Graptolites are a group of extinct zooplankton that lived in Early Paleozoic seas. Graptolites are excellent index fossils (fossils used to relatively age date rocks) because they are abundant, globally widespread, and had short species durations.
How are graptolites preserved?
Graptolites are normally preserved as a black carbon film on the rock’s surface or as light grey clay films in tectonically distorted rocks. The fossil can also appear stretched or distorted. This is due to the strata that the graptolite is within, being folded and compacted.
When was the Graptolite discovered?
Graptolites died out about 370 million years ago. They first appeared about 490 million years ago and quickly evolved into many new forms.
What are graptolites including phyla )?
Graptolites belong to the phylum Hemichordata and class, Graptolithnia, and are an extinct group of marine colonial organisms. They have a thin notochord, suggesting that they may be a primitive ancestor of chordates.
How do graptolites grow?
Some graptolites lived on the bottom of the ocean, where they would stick to the surface with a special structure. They grew upwards, just like a plant, adding more living chambers as the colony got older. Other graptolites floated in the seawater, perhaps drifting with the ocean currents like seaweed.
Are graptolites index fossils?
Fossils of graptolites are found only in rocks of Ordovician and Silurian age, making them excellent index fossils.
Who discovered graptolites?

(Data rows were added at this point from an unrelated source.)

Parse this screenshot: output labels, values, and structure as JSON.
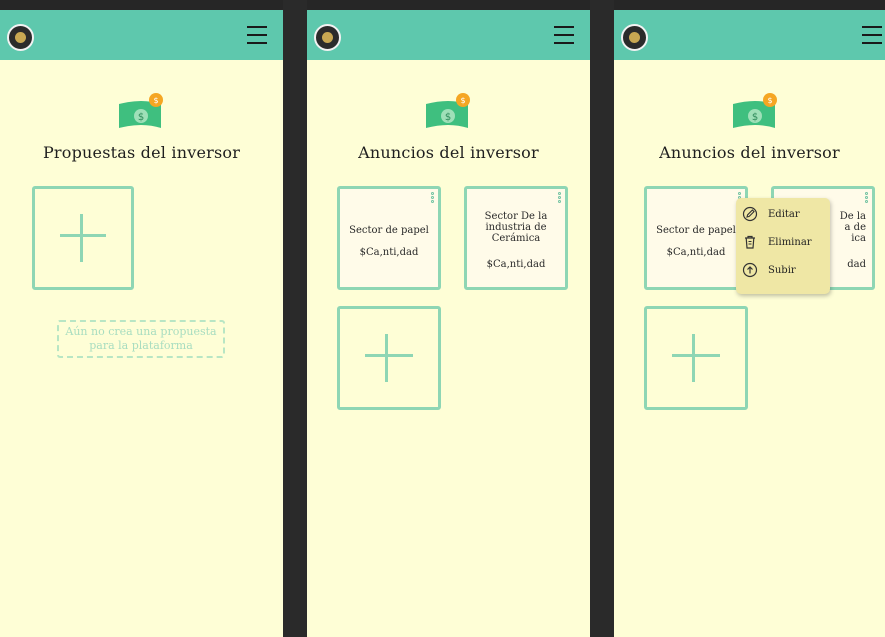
{
  "colors": {
    "header": "#5ec8ad",
    "background": "#fefed6",
    "accent": "#8ed6b4",
    "popup": "#efe7a5"
  },
  "screens": [
    {
      "title": "Propuestas del inversor",
      "empty_message": "Aún no crea una propuesta para la plataforma"
    },
    {
      "title": "Anuncios del inversor",
      "cards": [
        {
          "name": "Sector de papel",
          "amount": "$Ca,nti,dad"
        },
        {
          "name": "Sector De la industria de Cerámica",
          "amount": "$Ca,nti,dad"
        }
      ]
    },
    {
      "title": "Anuncios del inversor",
      "cards": [
        {
          "name": "Sector de papel",
          "amount": "$Ca,nti,dad"
        },
        {
          "name_partial_lines": [
            "De la",
            "a de",
            "ica"
          ],
          "amount_partial": "dad"
        }
      ],
      "context_menu": {
        "items": [
          {
            "label": "Editar",
            "icon": "edit-icon"
          },
          {
            "label": "Eliminar",
            "icon": "trash-icon"
          },
          {
            "label": "Subir",
            "icon": "upload-icon"
          }
        ]
      }
    }
  ],
  "icons": {
    "logo": "logo-icon",
    "menu": "hamburger-menu-icon",
    "money": "money-bill-icon",
    "add": "plus-icon"
  }
}
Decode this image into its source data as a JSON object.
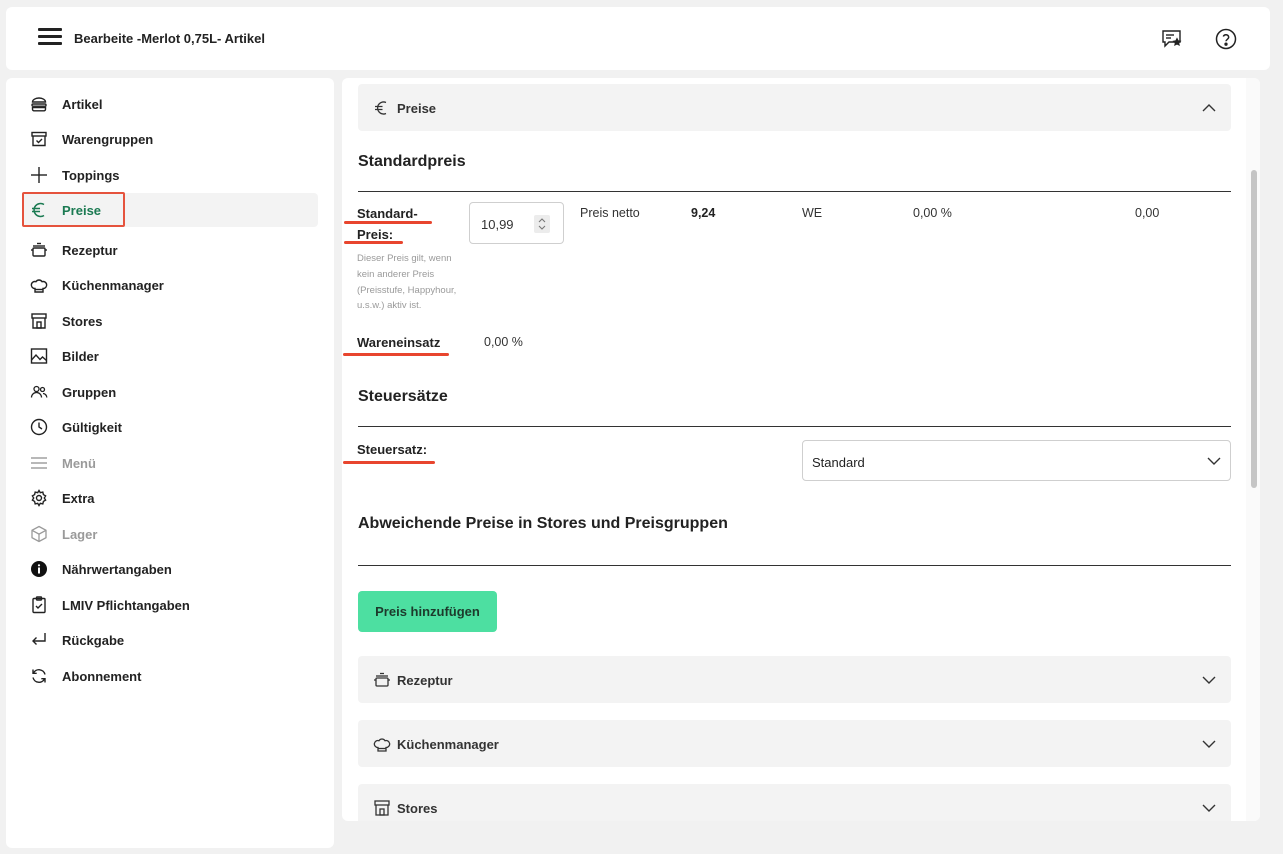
{
  "topbar": {
    "title": "Bearbeite -Merlot 0,75L- Artikel",
    "icons": [
      "menu-icon",
      "feedback-star-icon",
      "help-circle-icon"
    ]
  },
  "sidebar": {
    "items": [
      {
        "label": "Artikel",
        "icon": "burger-stack-icon"
      },
      {
        "label": "Warengruppen",
        "icon": "box-check-icon"
      },
      {
        "label": "Toppings",
        "icon": "plus-icon"
      },
      {
        "label": "Preise",
        "icon": "euro-icon",
        "active": true
      },
      {
        "label": "Rezeptur",
        "icon": "pot-icon"
      },
      {
        "label": "Küchenmanager",
        "icon": "chef-hat-icon"
      },
      {
        "label": "Stores",
        "icon": "store-icon"
      },
      {
        "label": "Bilder",
        "icon": "image-icon"
      },
      {
        "label": "Gruppen",
        "icon": "users-icon"
      },
      {
        "label": "Gültigkeit",
        "icon": "clock-icon"
      },
      {
        "label": "Menü",
        "icon": "list-icon",
        "disabled": true
      },
      {
        "label": "Extra",
        "icon": "gear-icon"
      },
      {
        "label": "Lager",
        "icon": "cube-icon",
        "disabled": true
      },
      {
        "label": "Nährwertangaben",
        "icon": "info-filled-icon"
      },
      {
        "label": "LMIV Pflichtangaben",
        "icon": "clipboard-check-icon"
      },
      {
        "label": "Rückgabe",
        "icon": "return-arrow-icon"
      },
      {
        "label": "Abonnement",
        "icon": "refresh-icon"
      }
    ]
  },
  "main": {
    "preise_section": {
      "label": "Preise"
    },
    "standardpreis": {
      "title": "Standardpreis",
      "label_line1": "Standard-",
      "label_line2": "Preis:",
      "hint": "Dieser Preis gilt, wenn kein anderer Preis (Preisstufe, Happyhour, u.s.w.) aktiv ist.",
      "value": "10,99",
      "preis_netto_label": "Preis netto",
      "preis_netto_value": "9,24",
      "we_label": "WE",
      "we_percent": "0,00 %",
      "we_value": "0,00",
      "wareneinsatz_label": "Wareneinsatz",
      "wareneinsatz_value": "0,00 %"
    },
    "steuersaetze": {
      "title": "Steuersätze",
      "label": "Steuersatz:",
      "selected": "Standard"
    },
    "abweichende": {
      "title": "Abweichende Preise in Stores und Preisgruppen",
      "add_button": "Preis hinzufügen"
    },
    "accordions": [
      {
        "label": "Rezeptur",
        "icon": "pot-icon"
      },
      {
        "label": "Küchenmanager",
        "icon": "chef-hat-icon"
      },
      {
        "label": "Stores",
        "icon": "store-icon"
      }
    ]
  },
  "colors": {
    "accent_green": "#4ddfa1",
    "active_text": "#1b7a52",
    "annotation_red": "#e8452e"
  }
}
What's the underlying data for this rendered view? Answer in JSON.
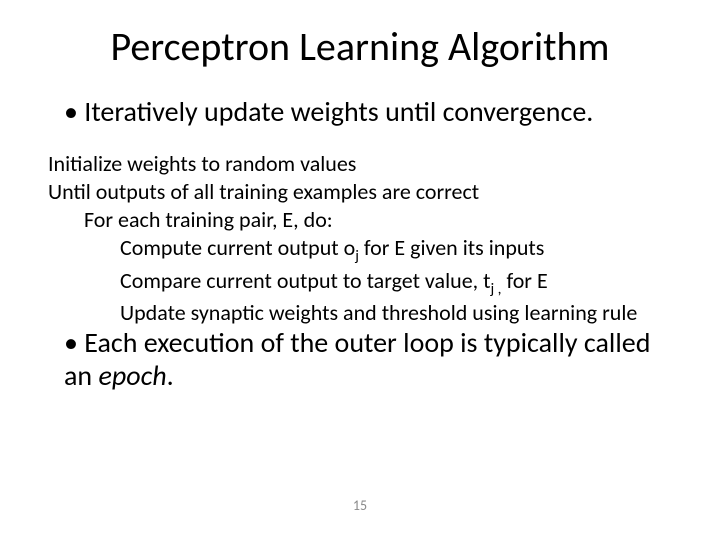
{
  "title": "Perceptron Learning Algorithm",
  "bullet_top": "Iteratively update weights until convergence.",
  "algo": {
    "l0a": "Initialize weights to random values",
    "l0b": "Until outputs of all training examples are correct",
    "l1a": "For each training pair, E, do:",
    "l2a_pre": "Compute current output o",
    "l2a_sub": "j",
    "l2a_post": " for E given its inputs",
    "l2b_pre": "Compare current output to target value, t",
    "l2b_sub": "j ,",
    "l2b_post": " for E",
    "l2c": "Update synaptic weights and threshold using learning rule"
  },
  "bullet_body_pre": "Each execution of the outer loop is typically called an ",
  "bullet_body_em": "epoch",
  "bullet_body_post": ".",
  "page_number": "15"
}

James Richardson, a Survey geologist hired by Logan in 1846, was the collector of G. logani. He discovered the fossil in the 1850s in the dark shales of the cliffs across the St.